[[ INPUT MATERIAL, beginning ]]

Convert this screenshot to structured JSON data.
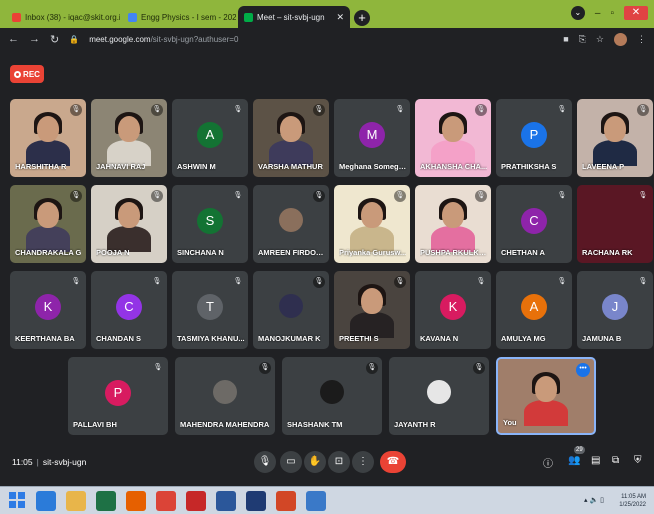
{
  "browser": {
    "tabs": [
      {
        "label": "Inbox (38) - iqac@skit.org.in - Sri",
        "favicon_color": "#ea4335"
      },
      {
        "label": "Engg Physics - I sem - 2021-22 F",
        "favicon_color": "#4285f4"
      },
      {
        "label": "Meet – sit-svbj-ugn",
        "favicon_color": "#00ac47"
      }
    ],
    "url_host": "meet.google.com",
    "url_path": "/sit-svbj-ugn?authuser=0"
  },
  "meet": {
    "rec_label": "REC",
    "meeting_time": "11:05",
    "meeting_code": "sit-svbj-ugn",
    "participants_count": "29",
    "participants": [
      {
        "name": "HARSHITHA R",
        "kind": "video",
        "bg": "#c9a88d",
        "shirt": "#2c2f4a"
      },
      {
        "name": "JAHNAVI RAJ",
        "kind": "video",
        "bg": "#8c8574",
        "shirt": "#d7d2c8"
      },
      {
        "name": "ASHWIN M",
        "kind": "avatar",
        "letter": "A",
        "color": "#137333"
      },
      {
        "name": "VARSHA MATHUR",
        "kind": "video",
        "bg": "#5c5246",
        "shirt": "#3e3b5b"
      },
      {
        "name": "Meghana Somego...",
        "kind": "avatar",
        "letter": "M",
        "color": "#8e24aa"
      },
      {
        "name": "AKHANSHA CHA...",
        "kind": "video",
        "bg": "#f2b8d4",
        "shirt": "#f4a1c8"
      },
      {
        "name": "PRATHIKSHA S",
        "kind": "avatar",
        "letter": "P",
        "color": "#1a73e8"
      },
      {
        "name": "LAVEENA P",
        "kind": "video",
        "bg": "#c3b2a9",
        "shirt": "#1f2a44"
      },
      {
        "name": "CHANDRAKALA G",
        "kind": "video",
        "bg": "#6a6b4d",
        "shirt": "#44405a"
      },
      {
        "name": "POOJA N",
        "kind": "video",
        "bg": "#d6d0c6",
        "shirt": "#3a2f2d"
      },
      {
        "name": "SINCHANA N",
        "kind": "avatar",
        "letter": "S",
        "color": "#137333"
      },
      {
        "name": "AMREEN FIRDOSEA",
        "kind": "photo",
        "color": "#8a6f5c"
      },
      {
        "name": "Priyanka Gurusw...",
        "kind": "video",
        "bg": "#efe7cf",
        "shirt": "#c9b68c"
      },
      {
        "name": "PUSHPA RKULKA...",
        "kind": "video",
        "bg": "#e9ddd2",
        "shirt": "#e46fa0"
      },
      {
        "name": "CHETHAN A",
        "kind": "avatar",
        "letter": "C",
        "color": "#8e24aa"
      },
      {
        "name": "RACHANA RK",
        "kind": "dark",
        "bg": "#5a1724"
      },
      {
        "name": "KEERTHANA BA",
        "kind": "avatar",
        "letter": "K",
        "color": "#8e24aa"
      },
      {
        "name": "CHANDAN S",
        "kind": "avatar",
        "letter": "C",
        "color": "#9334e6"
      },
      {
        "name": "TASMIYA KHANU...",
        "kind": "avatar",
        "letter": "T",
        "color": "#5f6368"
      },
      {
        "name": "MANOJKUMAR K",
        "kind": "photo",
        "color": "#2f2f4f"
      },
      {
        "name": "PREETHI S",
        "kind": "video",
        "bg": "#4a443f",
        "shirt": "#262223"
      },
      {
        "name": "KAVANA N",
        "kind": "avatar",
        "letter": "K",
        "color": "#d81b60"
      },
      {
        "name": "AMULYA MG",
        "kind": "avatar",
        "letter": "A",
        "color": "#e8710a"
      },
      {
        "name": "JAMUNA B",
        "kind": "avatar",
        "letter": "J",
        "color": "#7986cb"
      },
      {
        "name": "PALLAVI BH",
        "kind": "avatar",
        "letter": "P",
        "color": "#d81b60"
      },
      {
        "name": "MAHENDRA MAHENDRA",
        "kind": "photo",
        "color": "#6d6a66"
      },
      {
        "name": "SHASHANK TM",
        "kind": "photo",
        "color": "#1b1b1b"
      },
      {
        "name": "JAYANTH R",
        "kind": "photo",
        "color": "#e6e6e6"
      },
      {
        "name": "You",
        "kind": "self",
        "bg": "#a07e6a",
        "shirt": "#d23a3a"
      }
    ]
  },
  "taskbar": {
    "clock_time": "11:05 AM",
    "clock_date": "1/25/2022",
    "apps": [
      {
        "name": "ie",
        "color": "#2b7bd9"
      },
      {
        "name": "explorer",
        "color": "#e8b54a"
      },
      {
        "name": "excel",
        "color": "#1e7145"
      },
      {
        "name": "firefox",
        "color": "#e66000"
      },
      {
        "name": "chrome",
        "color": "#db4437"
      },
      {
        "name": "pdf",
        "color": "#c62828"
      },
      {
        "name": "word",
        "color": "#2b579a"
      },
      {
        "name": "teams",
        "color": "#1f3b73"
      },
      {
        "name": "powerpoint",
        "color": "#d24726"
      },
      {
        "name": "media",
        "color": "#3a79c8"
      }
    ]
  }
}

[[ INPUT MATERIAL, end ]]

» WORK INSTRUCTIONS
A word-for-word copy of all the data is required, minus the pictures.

» RESPONSE
Convert this screenshot to structured JSON data.
{
  "browser": {
    "tabs": [
      {
        "label": "Inbox (38) - iqac@skit.org.in - Sri",
        "favicon_color": "#ea4335"
      },
      {
        "label": "Engg Physics - I sem - 2021-22 F",
        "favicon_color": "#4285f4"
      },
      {
        "label": "Meet – sit-svbj-ugn",
        "favicon_color": "#00ac47"
      }
    ],
    "url_host": "meet.google.com",
    "url_path": "/sit-svbj-ugn?authuser=0"
  },
  "meet": {
    "rec_label": "REC",
    "meeting_time": "11:05",
    "meeting_code": "sit-svbj-ugn",
    "participants_count": "29",
    "participants": [
      {
        "name": "HARSHITHA R",
        "kind": "video",
        "bg": "#c9a88d",
        "shirt": "#2c2f4a"
      },
      {
        "name": "JAHNAVI RAJ",
        "kind": "video",
        "bg": "#8c8574",
        "shirt": "#d7d2c8"
      },
      {
        "name": "ASHWIN M",
        "kind": "avatar",
        "letter": "A",
        "color": "#137333"
      },
      {
        "name": "VARSHA MATHUR",
        "kind": "video",
        "bg": "#5c5246",
        "shirt": "#3e3b5b"
      },
      {
        "name": "Meghana Somego...",
        "kind": "avatar",
        "letter": "M",
        "color": "#8e24aa"
      },
      {
        "name": "AKHANSHA CHA...",
        "kind": "video",
        "bg": "#f2b8d4",
        "shirt": "#f4a1c8"
      },
      {
        "name": "PRATHIKSHA S",
        "kind": "avatar",
        "letter": "P",
        "color": "#1a73e8"
      },
      {
        "name": "LAVEENA P",
        "kind": "video",
        "bg": "#c3b2a9",
        "shirt": "#1f2a44"
      },
      {
        "name": "CHANDRAKALA G",
        "kind": "video",
        "bg": "#6a6b4d",
        "shirt": "#44405a"
      },
      {
        "name": "POOJA N",
        "kind": "video",
        "bg": "#d6d0c6",
        "shirt": "#3a2f2d"
      },
      {
        "name": "SINCHANA N",
        "kind": "avatar",
        "letter": "S",
        "color": "#137333"
      },
      {
        "name": "AMREEN FIRDOSEA",
        "kind": "photo",
        "color": "#8a6f5c"
      },
      {
        "name": "Priyanka Gurusw...",
        "kind": "video",
        "bg": "#efe7cf",
        "shirt": "#c9b68c"
      },
      {
        "name": "PUSHPA RKULKA...",
        "kind": "video",
        "bg": "#e9ddd2",
        "shirt": "#e46fa0"
      },
      {
        "name": "CHETHAN A",
        "kind": "avatar",
        "letter": "C",
        "color": "#8e24aa"
      },
      {
        "name": "RACHANA RK",
        "kind": "dark",
        "bg": "#5a1724"
      },
      {
        "name": "KEERTHANA BA",
        "kind": "avatar",
        "letter": "K",
        "color": "#8e24aa"
      },
      {
        "name": "CHANDAN S",
        "kind": "avatar",
        "letter": "C",
        "color": "#9334e6"
      },
      {
        "name": "TASMIYA KHANU...",
        "kind": "avatar",
        "letter": "T",
        "color": "#5f6368"
      },
      {
        "name": "MANOJKUMAR K",
        "kind": "photo",
        "color": "#2f2f4f"
      },
      {
        "name": "PREETHI S",
        "kind": "video",
        "bg": "#4a443f",
        "shirt": "#262223"
      },
      {
        "name": "KAVANA N",
        "kind": "avatar",
        "letter": "K",
        "color": "#d81b60"
      },
      {
        "name": "AMULYA MG",
        "kind": "avatar",
        "letter": "A",
        "color": "#e8710a"
      },
      {
        "name": "JAMUNA B",
        "kind": "avatar",
        "letter": "J",
        "color": "#7986cb"
      },
      {
        "name": "PALLAVI BH",
        "kind": "avatar",
        "letter": "P",
        "color": "#d81b60"
      },
      {
        "name": "MAHENDRA MAHENDRA",
        "kind": "photo",
        "color": "#6d6a66"
      },
      {
        "name": "SHASHANK TM",
        "kind": "photo",
        "color": "#1b1b1b"
      },
      {
        "name": "JAYANTH R",
        "kind": "photo",
        "color": "#e6e6e6"
      },
      {
        "name": "You",
        "kind": "self",
        "bg": "#a07e6a",
        "shirt": "#d23a3a"
      }
    ]
  },
  "taskbar": {
    "clock_time": "11:05 AM",
    "clock_date": "1/25/2022",
    "apps": [
      {
        "name": "ie",
        "color": "#2b7bd9"
      },
      {
        "name": "explorer",
        "color": "#e8b54a"
      },
      {
        "name": "excel",
        "color": "#1e7145"
      },
      {
        "name": "firefox",
        "color": "#e66000"
      },
      {
        "name": "chrome",
        "color": "#db4437"
      },
      {
        "name": "pdf",
        "color": "#c62828"
      },
      {
        "name": "word",
        "color": "#2b579a"
      },
      {
        "name": "teams",
        "color": "#1f3b73"
      },
      {
        "name": "powerpoint",
        "color": "#d24726"
      },
      {
        "name": "media",
        "color": "#3a79c8"
      }
    ]
  }
}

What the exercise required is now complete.